Last month, Crowley’s victory looked so assured that he sent a surrogate to a debate with Ocasio-Cortez rather than attend himself. Crowley had been handpicked for his seat in Congress years ago by Thomas Manton, the last great boss of the Queens Democratic machine. But the Fourteenth District—a collection of mostly working-class neighborhoods straddling Queens and the Bronx—is now half Hispanic and just a fifth white. Crowley’s loss to the daughter of working-class Puerto Ricans confirmed a change in outer-borough political power that has both been inevitable and long delayed. But it was more than that, too. During her campaign, Ocasio-Cortez called for Congress to abolish Immigration and Customs Enforcement, pledged her support for a federal jobs guarantee and Bernie Sanders’s Medicare-for-all program, called for aggressive antitrust regulation that would break up the tech giants, and ran with the endorsement of the Democratic Socialists of America. For a while this spring, the midterms looked increasingly predictable and contained: it would be a partisan fight between Donald Trump and his opponents, waged in a fixed number of swing districts. Ocasio-Cortez’s victory suggests that the map may be larger than that. [Continue reading…]

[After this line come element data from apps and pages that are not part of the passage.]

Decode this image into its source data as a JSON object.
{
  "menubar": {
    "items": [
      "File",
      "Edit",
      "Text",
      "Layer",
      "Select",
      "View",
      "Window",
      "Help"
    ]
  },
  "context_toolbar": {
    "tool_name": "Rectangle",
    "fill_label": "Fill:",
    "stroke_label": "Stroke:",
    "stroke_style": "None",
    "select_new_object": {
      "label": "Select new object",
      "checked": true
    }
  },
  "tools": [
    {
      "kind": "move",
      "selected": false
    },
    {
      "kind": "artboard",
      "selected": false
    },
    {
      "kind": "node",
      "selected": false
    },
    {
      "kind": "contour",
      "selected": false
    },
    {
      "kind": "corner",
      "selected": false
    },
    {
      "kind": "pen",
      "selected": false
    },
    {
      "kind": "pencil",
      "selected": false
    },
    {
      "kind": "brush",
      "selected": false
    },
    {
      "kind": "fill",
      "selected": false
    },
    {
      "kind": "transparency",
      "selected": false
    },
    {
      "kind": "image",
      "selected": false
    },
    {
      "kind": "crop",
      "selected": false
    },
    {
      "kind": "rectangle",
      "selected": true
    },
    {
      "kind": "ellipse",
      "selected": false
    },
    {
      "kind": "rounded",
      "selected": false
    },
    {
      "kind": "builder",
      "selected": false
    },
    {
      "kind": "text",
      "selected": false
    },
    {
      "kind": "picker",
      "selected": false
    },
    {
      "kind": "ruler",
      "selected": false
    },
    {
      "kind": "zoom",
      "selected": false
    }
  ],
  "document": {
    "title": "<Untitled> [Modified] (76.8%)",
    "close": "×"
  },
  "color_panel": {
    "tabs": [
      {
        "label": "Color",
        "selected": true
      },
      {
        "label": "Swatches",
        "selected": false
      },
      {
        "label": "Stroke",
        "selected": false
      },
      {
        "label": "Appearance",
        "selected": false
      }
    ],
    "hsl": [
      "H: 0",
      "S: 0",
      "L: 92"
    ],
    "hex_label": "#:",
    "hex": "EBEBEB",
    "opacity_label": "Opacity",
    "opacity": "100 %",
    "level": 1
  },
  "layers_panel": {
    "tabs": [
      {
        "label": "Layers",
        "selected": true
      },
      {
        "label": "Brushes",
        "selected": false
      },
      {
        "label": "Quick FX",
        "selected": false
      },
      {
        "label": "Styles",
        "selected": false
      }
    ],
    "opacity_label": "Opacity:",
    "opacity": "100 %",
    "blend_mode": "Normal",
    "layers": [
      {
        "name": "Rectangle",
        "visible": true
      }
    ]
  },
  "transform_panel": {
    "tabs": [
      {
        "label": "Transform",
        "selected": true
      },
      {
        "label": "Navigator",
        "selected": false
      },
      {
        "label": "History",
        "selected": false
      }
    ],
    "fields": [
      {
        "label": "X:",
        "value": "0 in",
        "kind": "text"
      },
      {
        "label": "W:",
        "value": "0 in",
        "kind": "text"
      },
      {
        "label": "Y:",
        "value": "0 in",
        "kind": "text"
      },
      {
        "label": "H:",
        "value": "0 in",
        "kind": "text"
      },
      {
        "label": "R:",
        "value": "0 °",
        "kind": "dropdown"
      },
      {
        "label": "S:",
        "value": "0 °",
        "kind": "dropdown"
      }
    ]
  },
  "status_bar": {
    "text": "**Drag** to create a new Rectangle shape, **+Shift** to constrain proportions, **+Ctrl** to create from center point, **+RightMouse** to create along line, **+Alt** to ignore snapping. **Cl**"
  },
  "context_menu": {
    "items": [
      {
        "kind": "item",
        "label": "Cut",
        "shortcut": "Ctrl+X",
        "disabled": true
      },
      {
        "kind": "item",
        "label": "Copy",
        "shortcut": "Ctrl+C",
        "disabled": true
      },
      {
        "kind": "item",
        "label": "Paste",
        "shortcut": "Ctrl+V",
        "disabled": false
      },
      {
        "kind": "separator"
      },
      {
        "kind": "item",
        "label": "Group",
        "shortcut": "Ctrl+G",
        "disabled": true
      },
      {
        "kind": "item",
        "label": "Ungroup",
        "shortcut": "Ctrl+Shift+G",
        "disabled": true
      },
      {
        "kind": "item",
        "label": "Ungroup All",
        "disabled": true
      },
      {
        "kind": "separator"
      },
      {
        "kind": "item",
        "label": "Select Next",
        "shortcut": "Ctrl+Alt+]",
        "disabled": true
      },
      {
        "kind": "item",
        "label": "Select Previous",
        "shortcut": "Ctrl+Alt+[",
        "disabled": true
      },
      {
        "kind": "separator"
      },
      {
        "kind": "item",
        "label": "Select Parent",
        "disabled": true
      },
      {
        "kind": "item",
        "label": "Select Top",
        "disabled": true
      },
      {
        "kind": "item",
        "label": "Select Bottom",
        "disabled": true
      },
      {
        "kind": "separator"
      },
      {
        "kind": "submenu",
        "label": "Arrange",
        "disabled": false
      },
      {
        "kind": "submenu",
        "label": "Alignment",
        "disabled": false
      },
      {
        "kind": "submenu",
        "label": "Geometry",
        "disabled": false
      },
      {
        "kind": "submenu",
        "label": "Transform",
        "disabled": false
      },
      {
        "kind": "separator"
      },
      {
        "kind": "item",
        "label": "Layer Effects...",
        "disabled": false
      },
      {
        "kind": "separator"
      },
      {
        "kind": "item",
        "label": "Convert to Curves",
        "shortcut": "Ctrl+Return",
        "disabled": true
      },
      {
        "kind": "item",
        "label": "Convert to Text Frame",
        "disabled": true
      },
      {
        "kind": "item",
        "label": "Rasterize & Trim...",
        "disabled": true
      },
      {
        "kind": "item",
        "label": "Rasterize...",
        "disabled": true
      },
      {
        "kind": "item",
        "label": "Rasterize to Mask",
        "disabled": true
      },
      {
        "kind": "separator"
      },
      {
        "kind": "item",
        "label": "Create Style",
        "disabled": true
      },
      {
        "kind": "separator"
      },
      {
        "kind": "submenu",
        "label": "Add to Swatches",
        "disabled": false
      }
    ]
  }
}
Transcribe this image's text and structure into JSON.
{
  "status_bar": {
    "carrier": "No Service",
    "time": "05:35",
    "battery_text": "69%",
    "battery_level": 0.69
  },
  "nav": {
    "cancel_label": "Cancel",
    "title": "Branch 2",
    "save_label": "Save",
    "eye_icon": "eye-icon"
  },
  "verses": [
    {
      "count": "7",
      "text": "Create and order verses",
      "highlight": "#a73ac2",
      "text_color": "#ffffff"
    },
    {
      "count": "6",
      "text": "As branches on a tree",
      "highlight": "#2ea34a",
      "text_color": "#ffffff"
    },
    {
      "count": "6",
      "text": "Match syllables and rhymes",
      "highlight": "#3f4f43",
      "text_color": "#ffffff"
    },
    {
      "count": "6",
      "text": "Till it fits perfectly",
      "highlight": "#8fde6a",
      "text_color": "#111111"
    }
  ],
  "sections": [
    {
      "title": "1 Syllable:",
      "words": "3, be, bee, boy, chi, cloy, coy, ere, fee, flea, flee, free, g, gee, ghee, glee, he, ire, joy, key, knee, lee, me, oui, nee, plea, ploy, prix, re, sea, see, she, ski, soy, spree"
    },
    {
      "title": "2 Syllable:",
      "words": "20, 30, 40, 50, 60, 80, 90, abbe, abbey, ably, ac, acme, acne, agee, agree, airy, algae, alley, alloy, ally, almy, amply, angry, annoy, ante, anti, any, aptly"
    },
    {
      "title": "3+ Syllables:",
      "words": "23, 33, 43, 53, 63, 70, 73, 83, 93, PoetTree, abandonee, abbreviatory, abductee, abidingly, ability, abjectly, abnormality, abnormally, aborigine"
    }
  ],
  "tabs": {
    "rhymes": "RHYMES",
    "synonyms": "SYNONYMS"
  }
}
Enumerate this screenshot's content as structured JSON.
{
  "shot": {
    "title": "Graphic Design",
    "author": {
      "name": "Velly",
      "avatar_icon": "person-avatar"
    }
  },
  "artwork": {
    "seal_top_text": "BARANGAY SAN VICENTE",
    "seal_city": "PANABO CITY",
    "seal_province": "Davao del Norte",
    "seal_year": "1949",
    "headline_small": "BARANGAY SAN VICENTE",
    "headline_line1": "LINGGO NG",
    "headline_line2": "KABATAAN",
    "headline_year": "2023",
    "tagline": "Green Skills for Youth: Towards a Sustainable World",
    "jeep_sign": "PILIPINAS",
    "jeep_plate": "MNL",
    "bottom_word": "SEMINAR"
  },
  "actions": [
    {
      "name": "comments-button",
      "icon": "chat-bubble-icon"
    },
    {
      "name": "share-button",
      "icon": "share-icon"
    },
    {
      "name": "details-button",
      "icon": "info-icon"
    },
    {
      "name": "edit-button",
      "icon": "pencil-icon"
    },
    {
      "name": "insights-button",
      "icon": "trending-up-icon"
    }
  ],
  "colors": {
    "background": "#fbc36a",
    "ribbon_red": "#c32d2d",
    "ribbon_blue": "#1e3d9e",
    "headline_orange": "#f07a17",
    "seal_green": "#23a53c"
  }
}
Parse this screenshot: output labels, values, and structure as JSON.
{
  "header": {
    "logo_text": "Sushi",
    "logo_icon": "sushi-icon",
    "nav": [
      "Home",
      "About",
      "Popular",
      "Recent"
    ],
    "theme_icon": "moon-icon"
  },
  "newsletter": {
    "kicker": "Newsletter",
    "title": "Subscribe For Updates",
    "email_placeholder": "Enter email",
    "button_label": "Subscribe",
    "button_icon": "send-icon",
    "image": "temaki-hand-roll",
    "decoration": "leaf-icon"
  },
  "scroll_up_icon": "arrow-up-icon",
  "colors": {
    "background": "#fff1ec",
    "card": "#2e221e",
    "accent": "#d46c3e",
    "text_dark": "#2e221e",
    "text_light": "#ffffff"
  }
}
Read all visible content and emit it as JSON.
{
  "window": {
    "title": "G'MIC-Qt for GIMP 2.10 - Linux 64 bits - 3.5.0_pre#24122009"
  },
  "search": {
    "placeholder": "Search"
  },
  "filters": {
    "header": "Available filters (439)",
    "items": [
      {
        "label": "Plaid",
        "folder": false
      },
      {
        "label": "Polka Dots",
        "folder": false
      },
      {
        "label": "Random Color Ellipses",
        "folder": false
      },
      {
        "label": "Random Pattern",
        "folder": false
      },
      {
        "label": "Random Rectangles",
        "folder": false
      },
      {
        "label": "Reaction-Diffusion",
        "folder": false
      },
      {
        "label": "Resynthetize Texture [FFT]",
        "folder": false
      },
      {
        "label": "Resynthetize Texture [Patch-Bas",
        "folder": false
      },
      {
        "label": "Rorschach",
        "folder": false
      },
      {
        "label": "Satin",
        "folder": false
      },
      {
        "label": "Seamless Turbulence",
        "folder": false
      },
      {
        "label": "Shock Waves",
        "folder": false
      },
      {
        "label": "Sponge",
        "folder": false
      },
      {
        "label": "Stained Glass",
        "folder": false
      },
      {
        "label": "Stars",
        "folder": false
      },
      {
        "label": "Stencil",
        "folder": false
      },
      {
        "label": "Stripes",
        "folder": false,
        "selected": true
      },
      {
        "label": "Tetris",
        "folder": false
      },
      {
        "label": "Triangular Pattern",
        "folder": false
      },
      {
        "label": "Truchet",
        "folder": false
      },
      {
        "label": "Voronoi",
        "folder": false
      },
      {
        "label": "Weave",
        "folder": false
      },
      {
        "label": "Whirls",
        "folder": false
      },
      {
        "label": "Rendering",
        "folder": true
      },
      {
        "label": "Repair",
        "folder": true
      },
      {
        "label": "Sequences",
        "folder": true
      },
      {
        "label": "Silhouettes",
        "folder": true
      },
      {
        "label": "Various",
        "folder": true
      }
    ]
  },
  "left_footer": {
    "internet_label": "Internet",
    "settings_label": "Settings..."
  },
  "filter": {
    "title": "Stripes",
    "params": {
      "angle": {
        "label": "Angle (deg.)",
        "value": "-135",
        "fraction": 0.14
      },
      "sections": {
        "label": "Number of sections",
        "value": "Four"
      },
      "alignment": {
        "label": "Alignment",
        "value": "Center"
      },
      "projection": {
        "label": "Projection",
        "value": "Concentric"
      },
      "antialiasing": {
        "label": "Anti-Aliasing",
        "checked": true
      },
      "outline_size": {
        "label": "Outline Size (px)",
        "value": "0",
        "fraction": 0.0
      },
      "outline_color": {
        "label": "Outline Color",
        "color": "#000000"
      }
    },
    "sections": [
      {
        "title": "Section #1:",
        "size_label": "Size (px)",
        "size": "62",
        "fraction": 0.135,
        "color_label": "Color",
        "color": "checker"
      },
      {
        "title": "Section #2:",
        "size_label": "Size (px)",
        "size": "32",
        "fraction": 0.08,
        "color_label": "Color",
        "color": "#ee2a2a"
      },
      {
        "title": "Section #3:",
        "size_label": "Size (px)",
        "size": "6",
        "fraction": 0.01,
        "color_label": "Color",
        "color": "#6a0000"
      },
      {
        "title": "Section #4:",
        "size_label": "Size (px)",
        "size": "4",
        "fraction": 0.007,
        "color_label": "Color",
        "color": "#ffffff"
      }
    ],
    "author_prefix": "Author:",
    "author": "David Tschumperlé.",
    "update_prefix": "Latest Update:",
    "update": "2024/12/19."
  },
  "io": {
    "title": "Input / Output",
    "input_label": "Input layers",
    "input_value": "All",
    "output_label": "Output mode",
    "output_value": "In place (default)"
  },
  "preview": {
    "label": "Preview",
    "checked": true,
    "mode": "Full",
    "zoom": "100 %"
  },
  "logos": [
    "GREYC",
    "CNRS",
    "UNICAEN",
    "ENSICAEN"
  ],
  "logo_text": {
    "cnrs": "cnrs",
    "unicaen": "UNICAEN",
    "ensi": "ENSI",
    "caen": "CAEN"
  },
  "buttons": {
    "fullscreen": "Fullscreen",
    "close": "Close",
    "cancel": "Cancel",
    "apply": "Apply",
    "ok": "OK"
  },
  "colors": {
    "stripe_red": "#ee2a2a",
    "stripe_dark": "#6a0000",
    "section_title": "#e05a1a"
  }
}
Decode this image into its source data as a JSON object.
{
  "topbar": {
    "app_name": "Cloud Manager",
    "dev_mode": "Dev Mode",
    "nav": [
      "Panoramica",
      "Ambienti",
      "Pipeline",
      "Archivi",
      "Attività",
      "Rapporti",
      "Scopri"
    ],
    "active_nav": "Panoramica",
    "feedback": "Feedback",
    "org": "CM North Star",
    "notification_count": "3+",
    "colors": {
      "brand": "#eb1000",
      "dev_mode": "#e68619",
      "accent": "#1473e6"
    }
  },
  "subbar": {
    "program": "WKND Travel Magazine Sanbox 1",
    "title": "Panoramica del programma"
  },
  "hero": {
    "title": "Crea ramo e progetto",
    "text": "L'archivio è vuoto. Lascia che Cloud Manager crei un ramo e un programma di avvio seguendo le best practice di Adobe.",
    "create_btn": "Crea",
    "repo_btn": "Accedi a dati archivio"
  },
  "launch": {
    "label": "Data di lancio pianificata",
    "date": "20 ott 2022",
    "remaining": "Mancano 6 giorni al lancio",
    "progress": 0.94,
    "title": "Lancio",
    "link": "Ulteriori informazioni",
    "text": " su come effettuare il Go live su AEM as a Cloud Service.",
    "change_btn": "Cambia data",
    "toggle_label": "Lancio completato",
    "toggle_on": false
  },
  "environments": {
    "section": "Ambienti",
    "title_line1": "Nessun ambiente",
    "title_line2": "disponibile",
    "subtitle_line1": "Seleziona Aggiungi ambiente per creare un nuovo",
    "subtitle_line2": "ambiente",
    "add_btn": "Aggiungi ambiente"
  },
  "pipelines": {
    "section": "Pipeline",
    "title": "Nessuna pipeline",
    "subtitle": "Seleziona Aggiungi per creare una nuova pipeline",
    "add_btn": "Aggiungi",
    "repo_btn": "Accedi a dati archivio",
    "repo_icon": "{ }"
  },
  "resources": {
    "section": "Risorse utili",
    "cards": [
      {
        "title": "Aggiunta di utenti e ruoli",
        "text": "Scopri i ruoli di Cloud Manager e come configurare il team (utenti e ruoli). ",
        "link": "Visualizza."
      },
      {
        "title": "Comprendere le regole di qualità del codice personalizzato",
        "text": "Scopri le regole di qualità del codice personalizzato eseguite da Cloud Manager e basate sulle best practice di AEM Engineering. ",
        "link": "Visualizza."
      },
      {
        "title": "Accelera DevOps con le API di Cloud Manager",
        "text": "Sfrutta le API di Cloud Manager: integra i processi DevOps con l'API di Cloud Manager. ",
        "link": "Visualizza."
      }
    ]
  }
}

Discussions of reforming our criminal justice system demand us to ask philosophical and moral questions. What should be the ultimate goal of sentencing and incarceration? Is it punishment? Rehabilitation? Forgiveness? For Catholics, these questions tie directly to the heart of our faith.
Solutions are already beginning to take shape, which include unraveling the War on Drugs, reconsidering mandatory minimum sentencing and embracing a growing private prison abolition movement that urges us to reconsider the levels at which the United States pursues mass incarceration. No matter where these proposals take us, we should pursue such conversations with an openness to change and an aim to rehabilitate our brothers and sisters wherever possible and wherever necessary. By nature, a society that forgives and rehabilitates its people is a society that forgives and transforms itself. That takes a radical kind of love, a secret of which is given in the Lord’s Prayer: Forgive us our trespasses, as we forgive those who trespass against us.
And let us not forget the guiding principle of “the least among us” found in Matthew: that we are compelled to care for the hungry, thirsty, homeless, naked, sick and, yes—the imprisoned.